800g goat meat, cubed
3cm peeled ginger
3 red chillis
3 large cloves garlic
1 large onion
2 lemongrass stalks
20g coriander seed
5g fennel seeds
5g cumin seeds
2.5g tumeric powder
5 cardamom pods
400ml coconut milk
10g brown sugar
10ml fish sauce
5ml tamarind puree
2 star anise
1 cinnamon stick
4 kaffir lime leaves
1 bay leaf
50g desiccated coconut flakes
- Heat a saucepan on a high heat and when thoroughly hot add the oil. Meanwhile, season the meat.
- When the oil begins to shimmer add the meat and cook till brown all over. (You may want to lower the heat around halfway through to stop any brown bits stuck to the pan from burning.)
- Remove the meat and place in a stewing pot or casserole.
- Chop the lemongrass very finely and put it into a pan with around 150ml of hot water. Simmer on the lowest heat for 20 minutes. After that time, strain the liquid though some cheesecloth and reserve the lemongrass infusion.
- In a food processor, combine the chillis, ginger, onions and garlic and blend to a fairly smooth paste. Use some oil or water to loosen it up if it won’t blend.
- In the pan used for the goat, add the paste and fry on a low to medium heat for a few minutes until fragrant.
- In another pan, toast the fennel, cumin, coriander, cloves and cardamom pods (remove the husk and just use the seed inside) for a round 1-2 minutes until fragrant.
- Put the spices in a spice grinder (or use a mortar and pestle) and grind to a fine powder.
- Add the newly ground spices and the tumeric to the pan with the paste and cook for another minute or two.

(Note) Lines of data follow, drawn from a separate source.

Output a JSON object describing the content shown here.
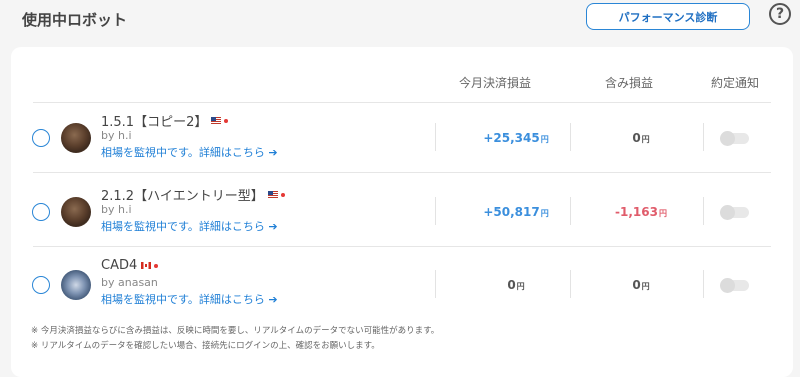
{
  "header": {
    "title": "使用中ロボット",
    "performance_button": "パフォーマンス診断",
    "help_icon": "question-circle-icon",
    "help_glyph": "?"
  },
  "table": {
    "columns": [
      "今月決済損益",
      "含み損益",
      "約定通知"
    ],
    "rows": [
      {
        "name": "1.5.1【コピー2】",
        "flag": "us",
        "author": "by h.i",
        "link": "相場を監視中です。詳細はこちら",
        "arrow": "➔",
        "monthly_pl": "+25,345",
        "unrealized_pl": "0",
        "yen": "円",
        "notify": false
      },
      {
        "name": "2.1.2【ハイエントリー型】",
        "flag": "us",
        "author": "by h.i",
        "link": "相場を監視中です。詳細はこちら",
        "arrow": "➔",
        "monthly_pl": "+50,817",
        "unrealized_pl": "-1,163",
        "yen": "円",
        "notify": false
      },
      {
        "name": "CAD4",
        "flag": "ca",
        "author": "by anasan",
        "link": "相場を監視中です。詳細はこちら",
        "arrow": "➔",
        "monthly_pl": "0",
        "unrealized_pl": "0",
        "yen": "円",
        "notify": false
      }
    ]
  },
  "notes": [
    "※ 今月決済損益ならびに含み損益は、反映に時間を要し、リアルタイムのデータでない可能性があります。",
    "※ リアルタイムのデータを確認したい場合、接続先にログインの上、確認をお願いします。"
  ],
  "colors": {
    "accent": "#2a86d6",
    "positive": "#3b8fdd",
    "negative": "#e05c6b"
  }
}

- Add the coconut milk, tamarind puree, fish sauce, sugar, salt and lemongrass infusion to the pan and stir throughly, scrapping up any of the brown bits stuck to the bottom of the pan. Simmer for 5 minutes.
- Transfer the liquid to the casserole and add the bay leaf, star anise, cinnamon stick and kaffir lime leaves.
- Bring the pot to a simmer and cook on the lowest heat for around two hours. What will happen is that a lot of the liquid will evaporate and the fat will separate from coconut milk.
- When the coconut milk has started to separate, toast the dessicated coconut over a high heat until brown. (It can change colour very quickly so ensure it does not burn)
- Grind the coconut in the spice grinder and combine with the meat.
- Allow the meat to fry in the oil for around twenty minutes or so, making sure to stir it often so it doesn’t stick to the bottom of the pan and burn.
- When the meat is a deep brown colour and quite dry and sticky, plate and serve with white rice.